There are more than 4,000 Asian-Americans and Pacific Islanders who hold public office in nearly 40 states and U.S. territories. In California, they include five federal representatives, 15 state representatives, more than 90 council members and more than 100 judges, according to the National Asian Pacific American Political Almanac 2014-15 published by the UCLA Asian American Studies Center.
Asian-Americans have not only fared well at the local level in the San Gabriel Valley, where there is heavy concentration of Chinese-Americans, they’ve also been increasingly successful at winning state offices and congressional seats representing that area, the South Bay and Los Angeles, Sonenshein said.
Los Angeles County — the nation’s largest with about 10 million people — has never had an Asian-American member of the Board of Supervisors despite the community making up 15 percent of its population. The L.A.-Long Beach-Santa Ana region has about 1.8 million Asian-Americans, the highest concentration of any metro area, according to the U.S. Census Bureau.
None of the candidates in the June 3 election who ran for two open L.A. supervisor seats were Asian-American. And the city of Los Angeles, which has an Asian population of about 13 percent, has had only one Asian-American serve on its City Council or in any city elected office. Michael Woo served on the council from 1985 to 1993 and lost a bid for mayor against Richard Riordan in 1993.
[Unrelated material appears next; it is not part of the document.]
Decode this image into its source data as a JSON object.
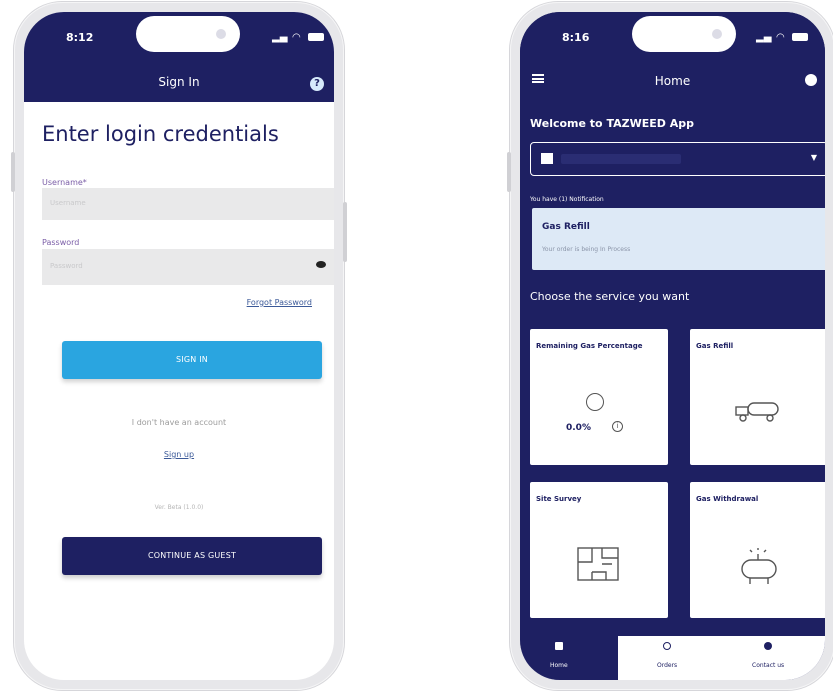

“It really stands out,” Sonenshein said. “Over 400,000 Asian Americans in L.A., no City Council members, no citywide elected officials and only one in the history of the entire city…. It’s phenomenal trying to figure out.”